“Let It Be” is the sound of the world’s biggest pop group at war with itself. John Lennon is at his most acidic; George Harrison’s “I Me Mine” is about the sin of pride, sung with plaintive exhaustion. Only Paul McCartney sounds focused, as if the title song were his personal survival mantra. The original concept was a bad idea ”” a live-in-the-studio album and film, begun in January 1969 ”” that left the Beatles so weary they abandoned the project to make Abbey Road. But despite later oversweetening by Phil Spector, the Beatles’ final studio release features some of the strongest rockers (“Get Back”) and most poignant ballads (“Across the Universe”) in their entire canon.
85. Born in the U.S.A. – Bruce Springsteen
Springsteen wrote most of these songs in a fit of inspiration that also gave birth to the harrowing Nebraska. “Particularly on the first side, it’s actually written very much like Nebraska,” he said. “The characters and the stories, the style of writing ”” except it’s just in the rock-band setting.” It was a crucial difference: The E Street Band put so much punch into the title song that millions misheard its questioning allegiance as mere flag-waving. The immortal force of the album is in Springsteen’s frank mix of soaring optimism and the feeling of, he said, being “handcuffed to the bumper of a state trooper’s Ford.”

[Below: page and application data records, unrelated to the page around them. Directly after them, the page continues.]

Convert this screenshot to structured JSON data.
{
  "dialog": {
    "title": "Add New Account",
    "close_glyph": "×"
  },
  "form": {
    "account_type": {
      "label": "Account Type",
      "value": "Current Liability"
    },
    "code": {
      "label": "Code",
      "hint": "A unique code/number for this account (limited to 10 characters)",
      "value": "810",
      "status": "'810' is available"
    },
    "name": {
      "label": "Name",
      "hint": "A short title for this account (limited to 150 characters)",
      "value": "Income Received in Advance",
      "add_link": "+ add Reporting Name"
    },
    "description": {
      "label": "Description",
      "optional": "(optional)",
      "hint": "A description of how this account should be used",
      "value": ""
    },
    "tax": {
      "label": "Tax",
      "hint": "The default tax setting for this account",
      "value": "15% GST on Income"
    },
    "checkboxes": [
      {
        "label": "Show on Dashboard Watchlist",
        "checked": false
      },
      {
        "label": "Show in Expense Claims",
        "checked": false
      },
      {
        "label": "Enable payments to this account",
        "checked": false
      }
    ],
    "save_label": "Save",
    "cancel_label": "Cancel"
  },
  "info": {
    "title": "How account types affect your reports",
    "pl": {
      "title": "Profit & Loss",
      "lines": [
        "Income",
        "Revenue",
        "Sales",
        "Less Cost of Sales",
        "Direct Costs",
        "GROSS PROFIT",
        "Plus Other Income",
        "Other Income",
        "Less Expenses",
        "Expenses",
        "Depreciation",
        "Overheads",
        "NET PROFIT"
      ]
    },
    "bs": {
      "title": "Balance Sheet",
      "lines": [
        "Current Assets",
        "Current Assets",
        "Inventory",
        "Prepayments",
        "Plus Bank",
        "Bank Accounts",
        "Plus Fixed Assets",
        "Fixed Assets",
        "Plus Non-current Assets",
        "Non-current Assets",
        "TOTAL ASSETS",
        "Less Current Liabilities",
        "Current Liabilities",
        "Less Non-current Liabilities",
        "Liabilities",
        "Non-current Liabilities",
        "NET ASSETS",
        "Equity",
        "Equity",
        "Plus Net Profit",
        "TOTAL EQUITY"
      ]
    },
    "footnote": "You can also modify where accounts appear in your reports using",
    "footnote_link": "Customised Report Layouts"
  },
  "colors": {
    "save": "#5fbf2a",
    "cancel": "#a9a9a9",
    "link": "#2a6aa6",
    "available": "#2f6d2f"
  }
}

84. Lady Soul – Aretha Franklin
Franklin’s third Atlantic album in less than two years is another classic, from “You Make Me Feel (Like a Natural Woman)” and “Ain’t No Way” to the slinky version of the Rascals’ “Groovin’.” It was a year of triumph and turbulence for Franklin: Although she made the cover of Time, the magazine reported rocky details of her marriage to Ted White, then her manager. But Franklin channeled that frenzy into performances of funky pride and magisterial hurt. Among the best: the grand-prayer treatment of Curtis Mayfield’s “People Get Ready” and her explosive anguish on the hit cover of Don Covay’s “Chain of Fools.”
83. I Never Loved a Man the Way I Love You – Aretha Franklin
Franklin’s Atlantic debut is the place where gospel music collided with R&B and rock & roll and became soul. The Detroit-born preacher’s daughter was about $80,000 in debt to her previous label, Columbia, when Atlantic producer Jerry Wexler signed her in 1966. “I took her to church,” Wexler said, “sat her down at the piano and let her be herself.” She immediately cut the album’s title hit, a slow fire of ferocious sexuality, while her storefront-church cover of Otis Redding’s “Respect” ”” Franklin’s first Number One pop single ”” became the marching song for the women’s and civil-rights movements.
82. Axis: Bold As Love – The Jimi Hendrix Experience
Some of the studio effects on Hendrix’s second album have not aged well, and the mix on Side One was redone in a single night because he left the original masters in a taxi. But Axis is a leisurely, bluesy jewel; Hendrix slowed down on “Little Wing” and “If 6 Was 9″ to allow his guitar space to breathe as well as burn. ” ‘Little Wing’ is like one of these beautiful girls that come around sometimes,” he said. “They might be spaced, they might be kinda strung out. But everybody has a right to . . . their beliefs, if they want to believe that a star is purple, or whatever.” Like Hendrix, Axis was cryptic and bewitching.
81. Graceland – Paul Simon
Frustrated by the experience of writing good songs that didn’t come to life in the studio, Simon set out “to make really good tracks,” as he later put it. “I thought, ‘I have enough songwriting technique that I can reverse this process and write this song after the tracks are made.’ ” Simon risked severe criticism by going to South Africa (then under apartheid) and working with the best musicians from the black townships. With the fluid energy and expertise of guitarist Ray Phiri and the vocal troupe Ladysmith Black Mambazo, Simon created an album about isolation and redemption that transcended “world music” to become the whole world’s soundtrack.